Web page and app entries

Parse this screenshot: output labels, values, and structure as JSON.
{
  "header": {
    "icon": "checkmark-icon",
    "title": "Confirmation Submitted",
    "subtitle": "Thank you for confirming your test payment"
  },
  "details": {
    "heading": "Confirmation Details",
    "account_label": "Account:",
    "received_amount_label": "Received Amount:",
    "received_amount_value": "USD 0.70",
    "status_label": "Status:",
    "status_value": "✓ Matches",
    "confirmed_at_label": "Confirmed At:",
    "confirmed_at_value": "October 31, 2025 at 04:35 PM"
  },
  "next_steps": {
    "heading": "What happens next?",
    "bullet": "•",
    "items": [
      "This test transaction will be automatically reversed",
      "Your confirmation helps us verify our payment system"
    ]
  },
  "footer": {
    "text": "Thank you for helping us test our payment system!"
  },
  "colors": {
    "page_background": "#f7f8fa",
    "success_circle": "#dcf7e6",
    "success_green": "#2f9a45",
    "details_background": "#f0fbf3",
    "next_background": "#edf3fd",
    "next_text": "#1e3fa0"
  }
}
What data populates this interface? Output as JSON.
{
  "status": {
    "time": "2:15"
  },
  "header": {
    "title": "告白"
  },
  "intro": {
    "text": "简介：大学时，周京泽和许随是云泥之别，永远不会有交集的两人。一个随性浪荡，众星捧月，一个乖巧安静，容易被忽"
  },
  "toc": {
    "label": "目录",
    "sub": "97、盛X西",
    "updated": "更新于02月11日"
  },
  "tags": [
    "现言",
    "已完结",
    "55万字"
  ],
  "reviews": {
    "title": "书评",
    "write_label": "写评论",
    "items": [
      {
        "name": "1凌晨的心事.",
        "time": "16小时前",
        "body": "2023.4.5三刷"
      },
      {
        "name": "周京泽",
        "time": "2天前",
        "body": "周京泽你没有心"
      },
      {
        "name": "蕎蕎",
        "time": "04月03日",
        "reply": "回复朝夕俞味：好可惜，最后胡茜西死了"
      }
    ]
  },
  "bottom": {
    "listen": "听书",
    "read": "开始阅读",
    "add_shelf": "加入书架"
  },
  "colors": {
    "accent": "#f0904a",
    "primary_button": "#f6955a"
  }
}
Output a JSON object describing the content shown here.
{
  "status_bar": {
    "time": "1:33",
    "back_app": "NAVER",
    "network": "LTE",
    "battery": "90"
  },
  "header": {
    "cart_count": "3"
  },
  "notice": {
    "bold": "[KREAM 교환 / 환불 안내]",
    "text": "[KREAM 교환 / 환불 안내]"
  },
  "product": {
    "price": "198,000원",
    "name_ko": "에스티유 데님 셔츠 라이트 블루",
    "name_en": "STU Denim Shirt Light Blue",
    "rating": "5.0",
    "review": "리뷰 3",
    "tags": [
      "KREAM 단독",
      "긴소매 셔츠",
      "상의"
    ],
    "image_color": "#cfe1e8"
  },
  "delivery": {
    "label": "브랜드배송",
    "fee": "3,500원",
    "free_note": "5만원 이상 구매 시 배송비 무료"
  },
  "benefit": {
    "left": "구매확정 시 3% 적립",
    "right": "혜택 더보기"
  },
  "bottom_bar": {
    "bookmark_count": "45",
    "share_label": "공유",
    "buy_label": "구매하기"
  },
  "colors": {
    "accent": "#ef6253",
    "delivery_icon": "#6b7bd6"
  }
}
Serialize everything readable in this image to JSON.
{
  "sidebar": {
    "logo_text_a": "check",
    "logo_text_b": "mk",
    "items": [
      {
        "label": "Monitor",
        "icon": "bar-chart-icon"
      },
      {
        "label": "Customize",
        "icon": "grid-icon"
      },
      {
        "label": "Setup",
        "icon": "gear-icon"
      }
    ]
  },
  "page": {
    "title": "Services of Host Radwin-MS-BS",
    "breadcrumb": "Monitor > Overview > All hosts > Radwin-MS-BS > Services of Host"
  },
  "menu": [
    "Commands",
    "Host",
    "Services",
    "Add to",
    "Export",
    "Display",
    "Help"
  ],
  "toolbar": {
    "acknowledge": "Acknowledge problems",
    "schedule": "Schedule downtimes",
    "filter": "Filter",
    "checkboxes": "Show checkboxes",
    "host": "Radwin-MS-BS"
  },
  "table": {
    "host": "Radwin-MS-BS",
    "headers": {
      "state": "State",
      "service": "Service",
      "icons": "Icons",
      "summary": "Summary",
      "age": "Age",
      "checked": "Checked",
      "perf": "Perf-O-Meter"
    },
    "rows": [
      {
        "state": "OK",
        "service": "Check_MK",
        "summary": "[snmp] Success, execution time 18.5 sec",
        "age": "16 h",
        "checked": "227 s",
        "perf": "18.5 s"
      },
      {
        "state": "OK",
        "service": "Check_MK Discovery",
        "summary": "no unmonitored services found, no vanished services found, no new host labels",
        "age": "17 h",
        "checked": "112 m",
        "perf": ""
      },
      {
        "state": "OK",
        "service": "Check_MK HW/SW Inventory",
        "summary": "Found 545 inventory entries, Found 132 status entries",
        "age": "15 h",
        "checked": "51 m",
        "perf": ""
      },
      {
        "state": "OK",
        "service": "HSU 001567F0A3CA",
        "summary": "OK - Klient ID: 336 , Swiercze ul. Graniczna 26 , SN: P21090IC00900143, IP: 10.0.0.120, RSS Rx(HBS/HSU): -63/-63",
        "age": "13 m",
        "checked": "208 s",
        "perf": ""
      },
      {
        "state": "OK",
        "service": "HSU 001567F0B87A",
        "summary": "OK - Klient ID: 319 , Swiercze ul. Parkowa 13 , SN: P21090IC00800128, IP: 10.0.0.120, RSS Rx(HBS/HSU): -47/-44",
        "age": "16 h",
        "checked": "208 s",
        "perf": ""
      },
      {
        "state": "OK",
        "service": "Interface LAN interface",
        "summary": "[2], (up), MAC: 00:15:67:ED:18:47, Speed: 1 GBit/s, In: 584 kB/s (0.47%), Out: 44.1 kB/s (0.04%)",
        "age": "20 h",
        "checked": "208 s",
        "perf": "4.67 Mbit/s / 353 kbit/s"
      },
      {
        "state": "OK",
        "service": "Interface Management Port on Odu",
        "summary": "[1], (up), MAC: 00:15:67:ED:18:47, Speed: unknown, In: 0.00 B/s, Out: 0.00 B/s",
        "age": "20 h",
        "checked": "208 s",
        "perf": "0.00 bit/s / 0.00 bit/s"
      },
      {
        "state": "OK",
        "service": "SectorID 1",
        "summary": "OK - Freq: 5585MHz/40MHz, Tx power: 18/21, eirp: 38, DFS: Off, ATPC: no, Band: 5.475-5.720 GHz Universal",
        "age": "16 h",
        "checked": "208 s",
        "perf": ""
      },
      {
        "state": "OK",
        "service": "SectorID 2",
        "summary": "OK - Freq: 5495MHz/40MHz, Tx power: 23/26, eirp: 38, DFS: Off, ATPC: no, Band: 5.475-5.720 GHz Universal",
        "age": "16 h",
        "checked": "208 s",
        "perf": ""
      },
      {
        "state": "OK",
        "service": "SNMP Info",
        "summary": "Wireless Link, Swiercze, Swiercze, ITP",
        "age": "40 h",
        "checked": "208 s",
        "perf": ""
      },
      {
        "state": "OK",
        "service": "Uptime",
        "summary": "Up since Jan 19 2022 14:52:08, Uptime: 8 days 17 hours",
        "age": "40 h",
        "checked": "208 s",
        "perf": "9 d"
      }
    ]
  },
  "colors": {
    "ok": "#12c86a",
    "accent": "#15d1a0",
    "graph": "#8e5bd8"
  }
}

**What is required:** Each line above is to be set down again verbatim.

**Answer space:**
Parse this screenshot: output labels, values, and structure as JSON.
{
  "header": {
    "icon": "checkmark-icon",
    "title": "Confirmation Submitted",
    "subtitle": "Thank you for confirming your test payment"
  },
  "details": {
    "heading": "Confirmation Details",
    "account_label": "Account:",
    "received_amount_label": "Received Amount:",
    "received_amount_value": "USD 0.70",
    "status_label": "Status:",
    "status_value": "✓ Matches",
    "confirmed_at_label": "Confirmed At:",
    "confirmed_at_value": "October 31, 2025 at 04:35 PM"
  },
  "next_steps": {
    "heading": "What happens next?",
    "bullet": "•",
    "items": [
      "This test transaction will be automatically reversed",
      "Your confirmation helps us verify our payment system"
    ]
  },
  "footer": {
    "text": "Thank you for helping us test our payment system!"
  },
  "colors": {
    "page_background": "#f7f8fa",
    "success_circle": "#dcf7e6",
    "success_green": "#2f9a45",
    "details_background": "#f0fbf3",
    "next_background": "#edf3fd",
    "next_text": "#1e3fa0"
  }
}
What data populates this interface? Output as JSON.
{
  "status": {
    "time": "2:15"
  },
  "header": {
    "title": "告白"
  },
  "intro": {
    "text": "简介：大学时，周京泽和许随是云泥之别，永远不会有交集的两人。一个随性浪荡，众星捧月，一个乖巧安静，容易被忽"
  },
  "toc": {
    "label": "目录",
    "sub": "97、盛X西",
    "updated": "更新于02月11日"
  },
  "tags": [
    "现言",
    "已完结",
    "55万字"
  ],
  "reviews": {
    "title": "书评",
    "write_label": "写评论",
    "items": [
      {
        "name": "1凌晨的心事.",
        "time": "16小时前",
        "body": "2023.4.5三刷"
      },
      {
        "name": "周京泽",
        "time": "2天前",
        "body": "周京泽你没有心"
      },
      {
        "name": "蕎蕎",
        "time": "04月03日",
        "reply": "回复朝夕俞味：好可惜，最后胡茜西死了"
      }
    ]
  },
  "bottom": {
    "listen": "听书",
    "read": "开始阅读",
    "add_shelf": "加入书架"
  },
  "colors": {
    "accent": "#f0904a",
    "primary_button": "#f6955a"
  }
}
Output a JSON object describing the content shown here.
{
  "status_bar": {
    "time": "1:33",
    "back_app": "NAVER",
    "network": "LTE",
    "battery": "90"
  },
  "header": {
    "cart_count": "3"
  },
  "notice": {
    "bold": "[KREAM 교환 / 환불 안내]",
    "text": "[KREAM 교환 / 환불 안내]"
  },
  "product": {
    "price": "198,000원",
    "name_ko": "에스티유 데님 셔츠 라이트 블루",
    "name_en": "STU Denim Shirt Light Blue",
    "rating": "5.0",
    "review": "리뷰 3",
    "tags": [
      "KREAM 단독",
      "긴소매 셔츠",
      "상의"
    ],
    "image_color": "#cfe1e8"
  },
  "delivery": {
    "label": "브랜드배송",
    "fee": "3,500원",
    "free_note": "5만원 이상 구매 시 배송비 무료"
  },
  "benefit": {
    "left": "구매확정 시 3% 적립",
    "right": "혜택 더보기"
  },
  "bottom_bar": {
    "bookmark_count": "45",
    "share_label": "공유",
    "buy_label": "구매하기"
  },
  "colors": {
    "accent": "#ef6253",
    "delivery_icon": "#6b7bd6"
  }
}
Serialize everything readable in this image to JSON.
{
  "sidebar": {
    "logo_text_a": "check",
    "logo_text_b": "mk",
    "items": [
      {
        "label": "Monitor",
        "icon": "bar-chart-icon"
      },
      {
        "label": "Customize",
        "icon": "grid-icon"
      },
      {
        "label": "Setup",
        "icon": "gear-icon"
      }
    ]
  },
  "page": {
    "title": "Services of Host Radwin-MS-BS",
    "breadcrumb": "Monitor > Overview > All hosts > Radwin-MS-BS > Services of Host"
  },
  "menu": [
    "Commands",
    "Host",
    "Services",
    "Add to",
    "Export",
    "Display",
    "Help"
  ],
  "toolbar": {
    "acknowledge": "Acknowledge problems",
    "schedule": "Schedule downtimes",
    "filter": "Filter",
    "checkboxes": "Show checkboxes",
    "host": "Radwin-MS-BS"
  },
  "table": {
    "host": "Radwin-MS-BS",
    "headers": {
      "state": "State",
      "service": "Service",
      "icons": "Icons",
      "summary": "Summary",
      "age": "Age",
      "checked": "Checked",
      "perf": "Perf-O-Meter"
    },
    "rows": [
      {
        "state": "OK",
        "service": "Check_MK",
        "summary": "[snmp] Success, execution time 18.5 sec",
        "age": "16 h",
        "checked": "227 s",
        "perf": "18.5 s"
      },
      {
        "state": "OK",
        "service": "Check_MK Discovery",
        "summary": "no unmonitored services found, no vanished services found, no new host labels",
        "age": "17 h",
        "checked": "112 m",
        "perf": ""
      },
      {
        "state": "OK",
        "service": "Check_MK HW/SW Inventory",
        "summary": "Found 545 inventory entries, Found 132 status entries",
        "age": "15 h",
        "checked": "51 m",
        "perf": ""
      },
      {
        "state": "OK",
        "service": "HSU 001567F0A3CA",
        "summary": "OK - Klient ID: 336 , Swiercze ul. Graniczna 26 , SN: P21090IC00900143, IP: 10.0.0.120, RSS Rx(HBS/HSU): -63/-63",
        "age": "13 m",
        "checked": "208 s",
        "perf": ""
      },
      {
        "state": "OK",
        "service": "HSU 001567F0B87A",
        "summary": "OK - Klient ID: 319 , Swiercze ul. Parkowa 13 , SN: P21090IC00800128, IP: 10.0.0.120, RSS Rx(HBS/HSU): -47/-44",
        "age": "16 h",
        "checked": "208 s",
        "perf": ""
      },
      {
        "state": "OK",
        "service": "Interface LAN interface",
        "summary": "[2], (up), MAC: 00:15:67:ED:18:47, Speed: 1 GBit/s, In: 584 kB/s (0.47%), Out: 44.1 kB/s (0.04%)",
        "age": "20 h",
        "checked": "208 s",
        "perf": "4.67 Mbit/s / 353 kbit/s"
      },
      {
        "state": "OK",
        "service": "Interface Management Port on Odu",
        "summary": "[1], (up), MAC: 00:15:67:ED:18:47, Speed: unknown, In: 0.00 B/s, Out: 0.00 B/s",
        "age": "20 h",
        "checked": "208 s",
        "perf": "0.00 bit/s / 0.00 bit/s"
      },
      {
        "state": "OK",
        "service": "SectorID 1",
        "summary": "OK - Freq: 5585MHz/40MHz, Tx power: 18/21, eirp: 38, DFS: Off, ATPC: no, Band: 5.475-5.720 GHz Universal",
        "age": "16 h",
        "checked": "208 s",
        "perf": ""
      },
      {
        "state": "OK",
        "service": "SectorID 2",
        "summary": "OK - Freq: 5495MHz/40MHz, Tx power: 23/26, eirp: 38, DFS: Off, ATPC: no, Band: 5.475-5.720 GHz Universal",
        "age": "16 h",
        "checked": "208 s",
        "perf": ""
      },
      {
        "state": "OK",
        "service": "SNMP Info",
        "summary": "Wireless Link, Swiercze, Swiercze, ITP",
        "age": "40 h",
        "checked": "208 s",
        "perf": ""
      },
      {
        "state": "OK",
        "service": "Uptime",
        "summary": "Up since Jan 19 2022 14:52:08, Uptime: 8 days 17 hours",
        "age": "40 h",
        "checked": "208 s",
        "perf": "9 d"
      }
    ]
  },
  "colors": {
    "ok": "#12c86a",
    "accent": "#15d1a0",
    "graph": "#8e5bd8"
  }
}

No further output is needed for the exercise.